Child and Adolescent Psychiatry
Indexed/Abstracted in: CAB, EMBASE, PubMed/MEDLINE, Science Citation Index Expanded (SciSearch), Scopus
Impact Factor 0,532
Minerva Pediatrica 2005 October;57(5):213-28
Congenital cytomegalovirus infection
Lombardi G., Stronati M.

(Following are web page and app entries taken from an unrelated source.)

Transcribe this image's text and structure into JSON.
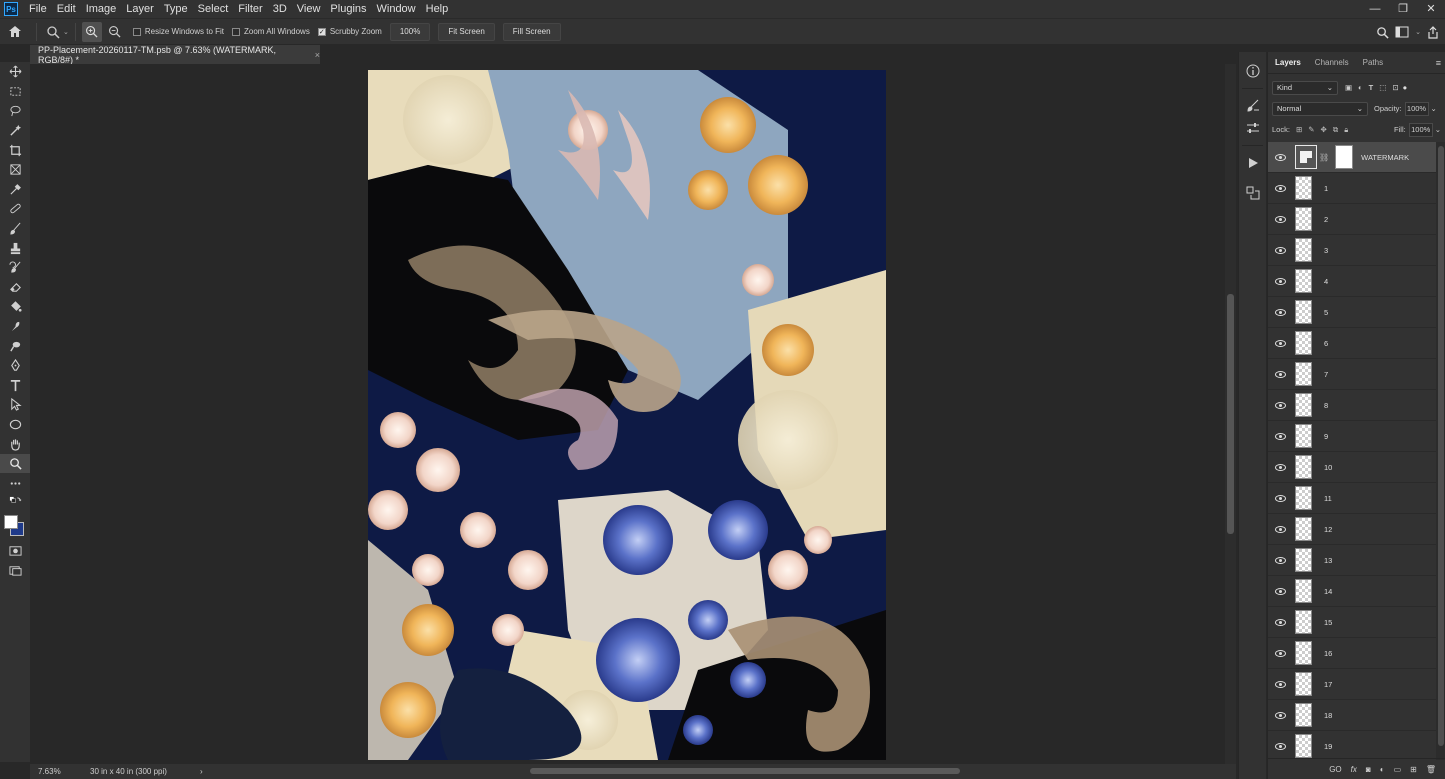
{
  "menu": {
    "logo": "Ps",
    "items": [
      "File",
      "Edit",
      "Image",
      "Layer",
      "Type",
      "Select",
      "Filter",
      "3D",
      "View",
      "Plugins",
      "Window",
      "Help"
    ]
  },
  "window_controls": {
    "minimize": "—",
    "restore": "❐",
    "close": "✕"
  },
  "options": {
    "resize_windows": "Resize Windows to Fit",
    "zoom_all": "Zoom All Windows",
    "scrubby_zoom": "Scrubby Zoom",
    "zoom_100": "100%",
    "fit_screen": "Fit Screen",
    "fill_screen": "Fill Screen",
    "resize_checked": false,
    "zoom_all_checked": false,
    "scrubby_checked": true
  },
  "document": {
    "tab_title": "PP-Placement-20260117-TM.psb @ 7.63% (WATERMARK, RGB/8#) *",
    "close": "×"
  },
  "status": {
    "zoom": "7.63%",
    "dimensions": "30 in x 40 in (300 ppi)",
    "arrow": "›"
  },
  "layers_panel": {
    "tabs": [
      "Layers",
      "Channels",
      "Paths"
    ],
    "filter_kind": "Kind",
    "blend_mode": "Normal",
    "opacity_label": "Opacity:",
    "opacity_value": "100%",
    "lock_label": "Lock:",
    "fill_label": "Fill:",
    "fill_value": "100%",
    "selected_layer": "WATERMARK",
    "layers": [
      "1",
      "2",
      "3",
      "4",
      "5",
      "6",
      "7",
      "8",
      "9",
      "10",
      "11",
      "12",
      "13",
      "14",
      "15",
      "16",
      "17",
      "18",
      "19"
    ],
    "footer": [
      "GO",
      "fx"
    ]
  },
  "colors": {
    "accent": "#31a8ff",
    "background_swatch": "#ffffff",
    "foreground_swatch": "#1f3a8a"
  }
}
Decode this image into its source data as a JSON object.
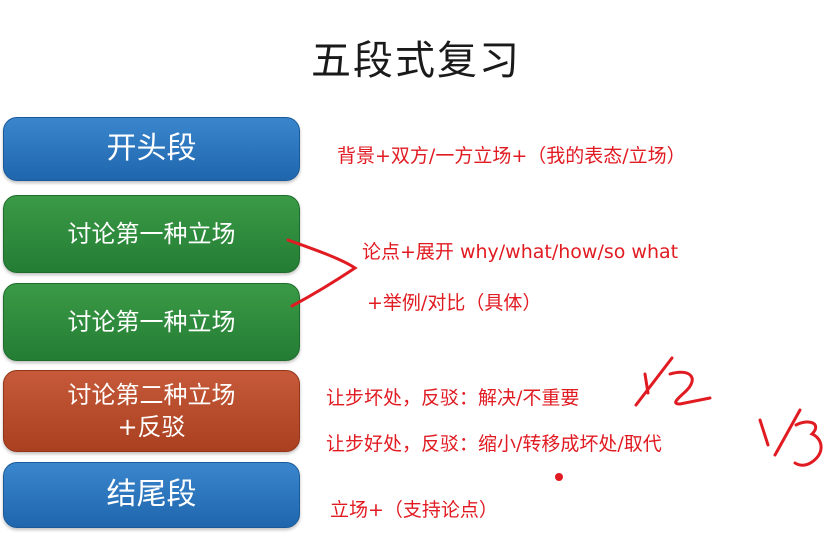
{
  "title": "五段式复习",
  "boxes": {
    "opening": "开头段",
    "position1_a": "讨论第一种立场",
    "position1_b": "讨论第一种立场",
    "position2_line1": "讨论第二种立场",
    "position2_line2": "+反驳",
    "ending": "结尾段"
  },
  "notes": {
    "opening": "背景+双方/一方立场+（我的表态/立场）",
    "arguments_1": "论点+展开 why/what/how/so what",
    "arguments_2": "+举例/对比（具体）",
    "concession_1": "让步坏处，反驳：解决/不重要",
    "concession_2": "让步好处，反驳：缩小/转移成坏处/取代",
    "ending": "立场+（支持论点）"
  },
  "handwriting": {
    "fraction_1": "1/2",
    "fraction_2": "1/3"
  },
  "colors": {
    "blue": "#2a74bd",
    "green": "#2e8b3c",
    "red": "#b84a2b",
    "annotation": "#e11b22"
  }
}
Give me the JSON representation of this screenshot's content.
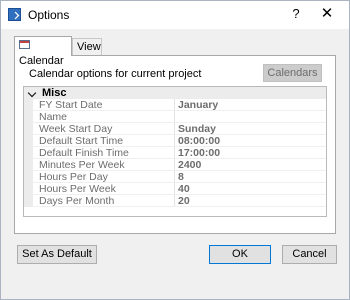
{
  "window": {
    "title": "Options",
    "help_label": "?",
    "close_label": "✕"
  },
  "tabs": [
    {
      "label": "Calendar",
      "active": true
    },
    {
      "label": "View",
      "active": false
    }
  ],
  "panel": {
    "description": "Calendar options for current project",
    "calendars_button": "Calendars"
  },
  "grid": {
    "category": "Misc",
    "properties": [
      {
        "name": "FY Start Date",
        "value": "January"
      },
      {
        "name": "Name",
        "value": ""
      },
      {
        "name": "Week Start Day",
        "value": "Sunday"
      },
      {
        "name": "Default Start Time",
        "value": "08:00:00"
      },
      {
        "name": "Default Finish Time",
        "value": "17:00:00"
      },
      {
        "name": "Minutes Per Week",
        "value": "2400"
      },
      {
        "name": "Hours Per Day",
        "value": "8"
      },
      {
        "name": "Hours Per Week",
        "value": "40"
      },
      {
        "name": "Days Per Month",
        "value": "20"
      }
    ]
  },
  "buttons": {
    "set_default": "Set As Default",
    "ok": "OK",
    "cancel": "Cancel"
  },
  "icons": {
    "app": "window-icon",
    "tab_calendar": "calendar-icon",
    "category": "chevron-down-icon"
  }
}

The cytomegalovirus (CMV) is responsible for the most common congenital infection and represents the most important cause of mental disability and non hereditary sensorineural deafness in infants. One percent to 5% of women show symptoms of infection during pregnancy. Forty thousand newborns are affected by this infection in the United States every year, at a cost of 1.9 billion dollars; in Italy, approximately 5500 infected newborns are expected each year, including 350 in Lombardia alone. In 90% of the cases, the infected newborns present no symptoms at birth, but, in 10% to 15% of these cases, they are not immune to future manifestations of the infection. Ten percent of newborns with congenital infection, however, show symptoms that lead to a strongly unfavourable prognosis. The authors describe the most important pre and post natal diagnostic findings and emphasize the importance of counseling in this pathology. They also point out the least frequent clinical manifestations of the infection in newborns, which can cause problems of differential diagnosis. In light of the most recent literary data, the article outlines the most recent therapeutic schemes as well as their effectiveness. Lastly, the authors discuss the sequeles of the congenital infection, which can present themselves in infected newborns even after a long period of time. This corresponds to one of the most important aspects of the topic and the authors propose a follow-up program that applies to those children until the age of 6. There is currently no effective or safe vaccine for the CMV, therefore hygienic-health measures constitute the principal form of prevention of the CMV congenital infection, which represents a signficant problem for newborns, their families, and society.